New Billing System for Longmont Airport Land May Force Mile-Hi Skydiving to Reduce Its Use Area
City Council’s recent changes to land-usage fees charged by Vance Brand Municipal Airport in Longmont could cost Mile-Hi Skydiving tens of thousands of dollars more in 2018 compared to last year’s payments to the airport.
That price tag comes with a considerable decrease from the amount of airport land available to the company in the past.
However, the airport’s new billing system does allow Mile-Hi some flexibility to minimize the change’s impact on its overhead costs.
On Dec. 19, the Longmont City Council adopted a new system of charging non-exclusive users of undeveloped airport property on a basis of just more than 10 cents per square foot that a company uses on its average day. The areas of the airport designated for non-exclusive use are open to be applied for and used by anyone.
With the new fee structure, Mile-Hi Skydiving would have faced $104,617.50 in bills from the airport last year for the 975,000 square feet it used, airport manager David Slayter said. The new rate the City Council chose to implement was the lowest of the three considered.
Instead, the skydiving company paid just $7,896 to the airport last year to fulfill the former flat flee charged to non-exclusive users of land that was replaced with the council’s unanimous vote for the per-square-foot model.
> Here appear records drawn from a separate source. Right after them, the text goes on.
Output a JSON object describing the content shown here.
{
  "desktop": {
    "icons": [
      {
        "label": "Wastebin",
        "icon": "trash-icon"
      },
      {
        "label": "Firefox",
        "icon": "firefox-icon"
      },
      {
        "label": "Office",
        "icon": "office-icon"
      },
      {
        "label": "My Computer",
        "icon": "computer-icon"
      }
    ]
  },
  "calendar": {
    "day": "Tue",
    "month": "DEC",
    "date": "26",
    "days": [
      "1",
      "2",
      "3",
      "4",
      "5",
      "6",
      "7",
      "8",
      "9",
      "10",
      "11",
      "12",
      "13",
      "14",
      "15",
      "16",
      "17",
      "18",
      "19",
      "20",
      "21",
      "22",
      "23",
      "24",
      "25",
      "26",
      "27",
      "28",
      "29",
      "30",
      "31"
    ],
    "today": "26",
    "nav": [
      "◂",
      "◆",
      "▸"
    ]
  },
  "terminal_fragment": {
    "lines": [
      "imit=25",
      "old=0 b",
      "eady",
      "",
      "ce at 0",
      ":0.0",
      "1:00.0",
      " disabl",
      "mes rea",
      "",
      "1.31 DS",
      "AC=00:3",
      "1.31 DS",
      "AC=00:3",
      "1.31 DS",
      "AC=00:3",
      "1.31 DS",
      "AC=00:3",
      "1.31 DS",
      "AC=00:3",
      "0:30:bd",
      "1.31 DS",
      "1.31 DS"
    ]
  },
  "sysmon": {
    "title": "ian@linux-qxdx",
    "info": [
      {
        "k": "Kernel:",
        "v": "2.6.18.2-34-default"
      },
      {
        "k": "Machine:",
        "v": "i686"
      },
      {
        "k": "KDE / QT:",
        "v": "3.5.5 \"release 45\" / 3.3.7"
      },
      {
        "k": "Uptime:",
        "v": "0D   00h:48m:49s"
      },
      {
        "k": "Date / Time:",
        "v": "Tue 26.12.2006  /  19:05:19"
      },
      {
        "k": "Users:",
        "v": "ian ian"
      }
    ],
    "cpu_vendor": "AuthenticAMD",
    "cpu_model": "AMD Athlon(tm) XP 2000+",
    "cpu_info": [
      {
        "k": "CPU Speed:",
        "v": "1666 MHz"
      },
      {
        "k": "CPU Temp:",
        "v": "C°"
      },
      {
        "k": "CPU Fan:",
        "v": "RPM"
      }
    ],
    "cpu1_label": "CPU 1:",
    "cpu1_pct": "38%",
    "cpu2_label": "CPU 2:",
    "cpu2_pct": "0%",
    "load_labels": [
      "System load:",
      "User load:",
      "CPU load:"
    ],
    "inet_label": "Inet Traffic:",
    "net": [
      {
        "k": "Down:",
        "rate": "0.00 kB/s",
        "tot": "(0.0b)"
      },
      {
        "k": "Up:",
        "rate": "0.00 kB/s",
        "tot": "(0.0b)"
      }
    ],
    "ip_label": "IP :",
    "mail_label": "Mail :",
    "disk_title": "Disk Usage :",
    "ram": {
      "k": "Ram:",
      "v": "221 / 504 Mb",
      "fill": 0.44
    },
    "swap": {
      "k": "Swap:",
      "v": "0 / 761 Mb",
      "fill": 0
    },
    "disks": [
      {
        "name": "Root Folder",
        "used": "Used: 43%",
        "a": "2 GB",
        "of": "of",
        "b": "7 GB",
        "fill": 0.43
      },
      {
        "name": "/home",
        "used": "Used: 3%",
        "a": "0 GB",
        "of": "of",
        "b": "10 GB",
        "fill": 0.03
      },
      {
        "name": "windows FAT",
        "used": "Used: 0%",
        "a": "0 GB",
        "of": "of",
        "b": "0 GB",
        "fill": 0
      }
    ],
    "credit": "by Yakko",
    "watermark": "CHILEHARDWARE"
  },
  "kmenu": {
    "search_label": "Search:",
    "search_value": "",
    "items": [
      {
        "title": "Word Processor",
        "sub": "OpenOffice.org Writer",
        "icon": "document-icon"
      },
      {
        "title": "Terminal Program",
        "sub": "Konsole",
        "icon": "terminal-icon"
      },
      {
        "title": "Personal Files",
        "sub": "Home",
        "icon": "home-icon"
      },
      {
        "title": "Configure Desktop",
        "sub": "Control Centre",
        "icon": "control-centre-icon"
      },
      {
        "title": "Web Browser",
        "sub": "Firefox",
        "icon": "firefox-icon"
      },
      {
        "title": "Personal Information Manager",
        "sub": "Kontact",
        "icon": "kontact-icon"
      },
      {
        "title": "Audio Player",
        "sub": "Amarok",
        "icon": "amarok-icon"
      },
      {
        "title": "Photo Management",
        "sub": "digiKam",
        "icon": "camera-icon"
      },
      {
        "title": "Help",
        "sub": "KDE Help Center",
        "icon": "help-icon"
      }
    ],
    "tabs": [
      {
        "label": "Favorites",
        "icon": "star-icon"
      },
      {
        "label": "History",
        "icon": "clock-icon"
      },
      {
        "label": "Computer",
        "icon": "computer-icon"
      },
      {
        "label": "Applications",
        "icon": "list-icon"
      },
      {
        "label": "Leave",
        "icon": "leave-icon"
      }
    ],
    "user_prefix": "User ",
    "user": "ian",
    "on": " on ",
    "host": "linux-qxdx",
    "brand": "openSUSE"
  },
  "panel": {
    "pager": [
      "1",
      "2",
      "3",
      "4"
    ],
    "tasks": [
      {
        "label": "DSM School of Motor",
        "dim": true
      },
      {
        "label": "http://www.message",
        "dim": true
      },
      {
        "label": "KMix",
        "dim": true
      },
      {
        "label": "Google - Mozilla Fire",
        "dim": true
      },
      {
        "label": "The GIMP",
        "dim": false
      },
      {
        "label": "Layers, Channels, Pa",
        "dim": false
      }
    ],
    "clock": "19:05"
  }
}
The airport’s budget backs up Slayter’s claims that Mile-Hi Skydiving is by far the predominant user of the area designated as non-exclusive. Slayter said the airport collected just $100 for non-exclusive use fees in addition to the skydiving company’s bill through all of 2017.
That $100 was the non-annual, single-use rate charged to a group that put on a motorcycle safety and training course, Slayter said.
Under the new system of charging on a per-square-foot basis for the non-exclusive use fees, Mile-Hi will likely have to change how it operates, as affording the 975,000 square feet has become more difficult.
The company didn’t respond to multiple requests for comment Tuesday and Wednesday.
The Denver Airports District Office recommends general aviation airports keep 338,000 square feet of space open for parachuting operations, but Slayter said Mile-Hi can request to use less square footage than recommended, as well as request more space when necessary.
Altering how much space is needed for skydiving jumps on a day-to-day basis may save Mile-Hi much of the increased cost it would face if it were charged for the full 338,000 square feet every day.
In other words, the new system for assessing non-exclusive, land-use fees allows a party to use no airport property one day and face no fee, and an entire 338,000 square feet the next and only be billed for the land use on the second day.
For example, Mile-Hi may choose to use only 8,000 square feet for a single jump one day, and then, when it’s windy, use 200,000 square feet the next day and be charged for only using 208,000 square feet at the airport total for the two days.
Such a billing system will likely ensure the added costs for Mile-Hi do not surge to $36,267 for a year of non-exclusive use of 338,000 square feet per day at the airport.
Additional discounts for Mile-Hi will come in the form of credits for maintenance the company performs on the airport property in lieu of allowing the airport to maintain the company’s landing zone.
“Mile-Hi maintains the property because they want it to be maintained to a higher standard than what we require,” Slayter said. “The maintenance is not required to be done by them or anyone else, but if they perform maintenance, it does allow for the maintenance credit under the new schedule of rates and charges as stipulated.”
The amount of money credited toward Mile-Hi’s airport fees would be determined by Slater based on how much it would cost the airport to have performed the maintenance, according to the city’s website.
Those who have opposed Mile-Hi’s manner of operation before due to airplane noise caused near their homes see the City Council’s decision to increase the usage fees as a step in the right direction.
Kimberly Gibbs, organizer of Citizens for Quiet Skies, which filed a lawsuit over noise against the skydiving company, said she may have felt the city’s decision to increase the company’s operating costs by potentially tens of thousands of dollars was sudden, if not for what she views is the company’s irresponsible handling of complaints.
“If they were willing to be a good corporate citizen, and address the concerns about noise and make some adjustments, I would feel differently (about the rise in airport fees),” Gibbs said. “That noise is a huge impact on our community. I think when you go from getting a free ride to having to pay your own way, or your fair share, it can be jarring.”
Mile-Hi Skydiving was allowed to operate without paying the $7,896 fee until the oversight was brought to the City Council’s attention in 2015, when the company began paying the fee.
Sam Lounsberry: 970-473-1322, firstname.lastname@example.org and twitter.com/samlounz .